#### Dataset entries:
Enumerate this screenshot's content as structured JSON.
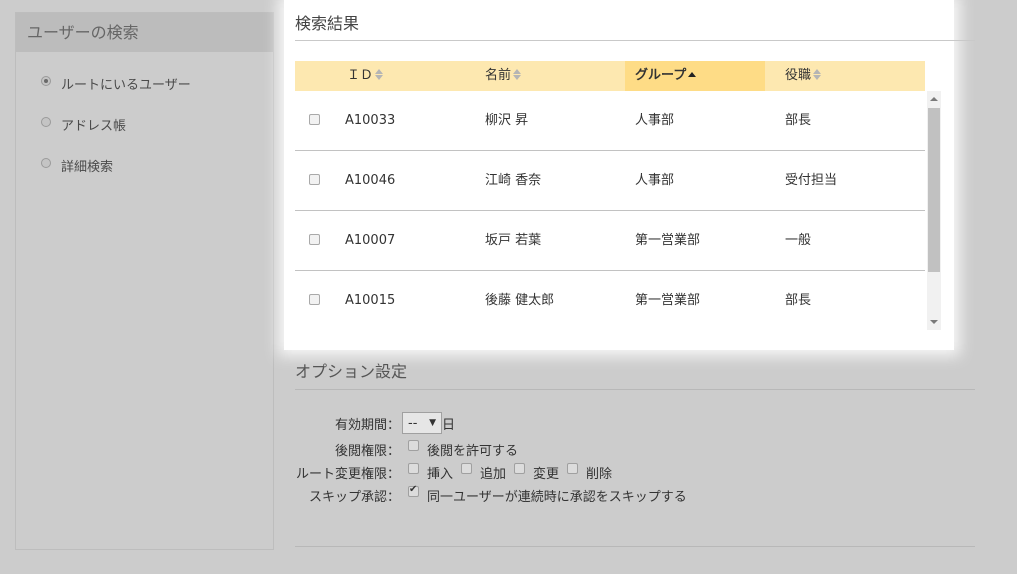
{
  "sidebar": {
    "title": "ユーザーの検索",
    "options": [
      {
        "label": "ルートにいるユーザー",
        "selected": true
      },
      {
        "label": "アドレス帳",
        "selected": false
      },
      {
        "label": "詳細検索",
        "selected": false
      }
    ]
  },
  "results": {
    "title": "検索結果",
    "columns": {
      "id": "ＩＤ",
      "name": "名前",
      "group": "グループ",
      "position": "役職"
    },
    "sorted_column": "group",
    "rows": [
      {
        "id": "A10033",
        "name": "柳沢 昇",
        "group": "人事部",
        "position": "部長",
        "checked": false
      },
      {
        "id": "A10046",
        "name": "江崎 香奈",
        "group": "人事部",
        "position": "受付担当",
        "checked": false
      },
      {
        "id": "A10007",
        "name": "坂戸 若葉",
        "group": "第一営業部",
        "position": "一般",
        "checked": false
      },
      {
        "id": "A10015",
        "name": "後藤 健太郎",
        "group": "第一営業部",
        "position": "部長",
        "checked": false
      }
    ]
  },
  "options": {
    "title": "オプション設定",
    "validity": {
      "label": "有効期間：",
      "value": "--",
      "unit": "日"
    },
    "view_permission": {
      "label": "後閲権限：",
      "checkbox_label": "後閲を許可する",
      "checked": false
    },
    "route_permission": {
      "label": "ルート変更権限：",
      "items": [
        {
          "label": "挿入",
          "checked": false
        },
        {
          "label": "追加",
          "checked": false
        },
        {
          "label": "変更",
          "checked": false
        },
        {
          "label": "削除",
          "checked": false
        }
      ]
    },
    "skip_approval": {
      "label": "スキップ承認：",
      "checkbox_label": "同一ユーザーが連続時に承認をスキップする",
      "checked": true
    }
  },
  "colors": {
    "background": "#cccccc",
    "header_row": "#fde8b0",
    "header_active": "#fedc86"
  }
}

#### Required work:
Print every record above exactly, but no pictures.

#### Result for this exercise:
Enumerate this screenshot's content as structured JSON.
{
  "sidebar": {
    "title": "ユーザーの検索",
    "options": [
      {
        "label": "ルートにいるユーザー",
        "selected": true
      },
      {
        "label": "アドレス帳",
        "selected": false
      },
      {
        "label": "詳細検索",
        "selected": false
      }
    ]
  },
  "results": {
    "title": "検索結果",
    "columns": {
      "id": "ＩＤ",
      "name": "名前",
      "group": "グループ",
      "position": "役職"
    },
    "sorted_column": "group",
    "rows": [
      {
        "id": "A10033",
        "name": "柳沢 昇",
        "group": "人事部",
        "position": "部長",
        "checked": false
      },
      {
        "id": "A10046",
        "name": "江崎 香奈",
        "group": "人事部",
        "position": "受付担当",
        "checked": false
      },
      {
        "id": "A10007",
        "name": "坂戸 若葉",
        "group": "第一営業部",
        "position": "一般",
        "checked": false
      },
      {
        "id": "A10015",
        "name": "後藤 健太郎",
        "group": "第一営業部",
        "position": "部長",
        "checked": false
      }
    ]
  },
  "options": {
    "title": "オプション設定",
    "validity": {
      "label": "有効期間：",
      "value": "--",
      "unit": "日"
    },
    "view_permission": {
      "label": "後閲権限：",
      "checkbox_label": "後閲を許可する",
      "checked": false
    },
    "route_permission": {
      "label": "ルート変更権限：",
      "items": [
        {
          "label": "挿入",
          "checked": false
        },
        {
          "label": "追加",
          "checked": false
        },
        {
          "label": "変更",
          "checked": false
        },
        {
          "label": "削除",
          "checked": false
        }
      ]
    },
    "skip_approval": {
      "label": "スキップ承認：",
      "checkbox_label": "同一ユーザーが連続時に承認をスキップする",
      "checked": true
    }
  },
  "colors": {
    "background": "#cccccc",
    "header_row": "#fde8b0",
    "header_active": "#fedc86"
  }
}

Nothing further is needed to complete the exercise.